When Hurricane Maria slammed into Puerto Rico at 6:15 a.m. on, Sept. 20, it was a Category 4 storm — the next to highest level on the Saffir-Simpson wind scale — but it was not far below the highest designation, Category 5. It had winds of 155 miles per hour. A storm becomes a Category 5 once it has sustained winds of 157 mph or more.

First Irma, then Maria

Before Maria arrived for its devastating strike on Puerto Rico, the island already had been hit by a powerful storm: Hurricane Irma. Irma struck a glancing blow to the island on Sept. 6. The Puerto Rico Electric Power Authority reported that nearly 70 percent of its customers had no electricity after Irma. PREPA had whittled that down to about 4 percent when Maria hit the island last week with the full force of a Category 4 hurricane.

FEMA Administrator Brock Long has said that it could take up to six months to restore power to all of Puerto Rico.

In the U.S. Virgin Islands, Hurricane Irma had knocked out electric service to most of St. Thomas and virtually all of St. John, but largely spared St. Croix. But Maria had the extreme force of a Category 5 storm when it hit St. Croix squarely — so now, the electric infrastructure of all three islands is in very poor shape. There have been reports that conditions in the Virgin Islands are very bad, with no electricity, no water, food shortages, and lawlessness.

FEMA is coordinating all rescue and recovery operations in Puerto Rico and the U.S. Virgin Islands. The agency is prioritizing life saving and sustaining efforts. It is providing generators and fuel for temporary power restoration at critical facilities such as hospitals.


10,000 on the ground; challenging logistics

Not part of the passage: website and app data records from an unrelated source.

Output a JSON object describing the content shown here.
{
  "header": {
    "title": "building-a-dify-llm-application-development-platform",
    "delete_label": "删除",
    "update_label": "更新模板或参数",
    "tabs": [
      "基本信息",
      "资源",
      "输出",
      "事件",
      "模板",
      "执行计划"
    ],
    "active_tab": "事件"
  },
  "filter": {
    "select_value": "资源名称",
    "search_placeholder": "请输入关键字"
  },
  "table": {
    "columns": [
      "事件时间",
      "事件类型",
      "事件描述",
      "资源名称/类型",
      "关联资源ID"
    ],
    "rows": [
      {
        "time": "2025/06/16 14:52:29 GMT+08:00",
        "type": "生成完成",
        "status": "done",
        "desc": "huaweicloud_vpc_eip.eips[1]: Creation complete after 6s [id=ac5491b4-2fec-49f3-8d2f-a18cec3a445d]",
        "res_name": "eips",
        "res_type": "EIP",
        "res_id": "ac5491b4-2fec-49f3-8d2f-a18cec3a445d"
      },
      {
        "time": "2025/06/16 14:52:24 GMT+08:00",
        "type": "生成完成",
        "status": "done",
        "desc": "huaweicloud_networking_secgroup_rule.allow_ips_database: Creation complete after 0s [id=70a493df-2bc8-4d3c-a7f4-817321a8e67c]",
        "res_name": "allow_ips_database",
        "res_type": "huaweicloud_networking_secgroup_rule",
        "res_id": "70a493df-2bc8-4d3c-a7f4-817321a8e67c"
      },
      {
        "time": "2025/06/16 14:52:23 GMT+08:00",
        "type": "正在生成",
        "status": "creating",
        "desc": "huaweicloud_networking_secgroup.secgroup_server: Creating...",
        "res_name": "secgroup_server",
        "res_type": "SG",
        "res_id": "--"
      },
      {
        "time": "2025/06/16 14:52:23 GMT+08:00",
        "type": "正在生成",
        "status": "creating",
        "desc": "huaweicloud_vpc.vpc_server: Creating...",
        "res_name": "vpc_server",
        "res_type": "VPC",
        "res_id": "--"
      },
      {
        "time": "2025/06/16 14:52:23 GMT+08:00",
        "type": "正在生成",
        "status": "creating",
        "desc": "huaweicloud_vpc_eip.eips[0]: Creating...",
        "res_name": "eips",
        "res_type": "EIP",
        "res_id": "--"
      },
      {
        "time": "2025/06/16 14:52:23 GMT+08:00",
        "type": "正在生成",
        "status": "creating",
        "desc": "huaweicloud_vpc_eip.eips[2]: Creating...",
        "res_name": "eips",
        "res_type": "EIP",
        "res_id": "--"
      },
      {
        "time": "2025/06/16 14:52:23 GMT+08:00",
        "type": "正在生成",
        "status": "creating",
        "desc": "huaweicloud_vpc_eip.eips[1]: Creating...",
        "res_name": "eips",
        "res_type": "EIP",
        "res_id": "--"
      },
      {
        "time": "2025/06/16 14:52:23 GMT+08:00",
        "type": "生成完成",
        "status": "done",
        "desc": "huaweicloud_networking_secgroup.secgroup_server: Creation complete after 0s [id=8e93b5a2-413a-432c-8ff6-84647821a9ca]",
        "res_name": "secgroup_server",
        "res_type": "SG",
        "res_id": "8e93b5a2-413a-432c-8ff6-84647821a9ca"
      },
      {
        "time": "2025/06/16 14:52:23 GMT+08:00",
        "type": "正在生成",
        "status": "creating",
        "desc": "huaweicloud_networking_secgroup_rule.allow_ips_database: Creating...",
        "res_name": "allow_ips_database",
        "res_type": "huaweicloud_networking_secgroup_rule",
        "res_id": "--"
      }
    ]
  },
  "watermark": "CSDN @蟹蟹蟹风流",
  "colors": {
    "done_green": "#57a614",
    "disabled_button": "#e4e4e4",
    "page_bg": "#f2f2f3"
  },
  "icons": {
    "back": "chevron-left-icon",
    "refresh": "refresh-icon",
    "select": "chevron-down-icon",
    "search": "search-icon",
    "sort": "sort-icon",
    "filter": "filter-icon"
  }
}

According to a FEMA intergovernmental advisory, “There are more than 10,000 federal staff on the ground in Puerto Rico and U.S. Virgin Islands supporting response and recovery operations from Hurricanes Maria and Irma.”

Hyland said that offers of help have been pouring in, but before calling on public power utilities to send crews and equipment, the American Public Power Association is waiting for a complete damage assessment and assistance with necessary arrangements from the federal government.

“There are many logistics to coordinate,” he said. “We need to know where the crews will be housed and if we can ensure their safety and health,” he said, and FEMA must be allowed to focus on life and safety first.

“Puerto Rico is American. We Can’t Ignore It Now,” the New York Times said in a Sept. 24 editorial.  A century after the United States extended qualified citizenship to the residents of Puerto Rico, “that link has never been more vital to the island commonwealth, as it reels from the devastation of Hurricane Maria,” the newspaper said, adding that a federal role in rebuilding the island “will be paramount.”

Gov. Rossello has requested that the federal government approve a cost share adjustment from 75-100 percent for federal public assistance for debris removal and emergency protective measures (including repairs to power lines) from FEMA for a limited period of time. Thereafter, the governor has requested a 90 percent federal cost share. This request is being considered by the federal government.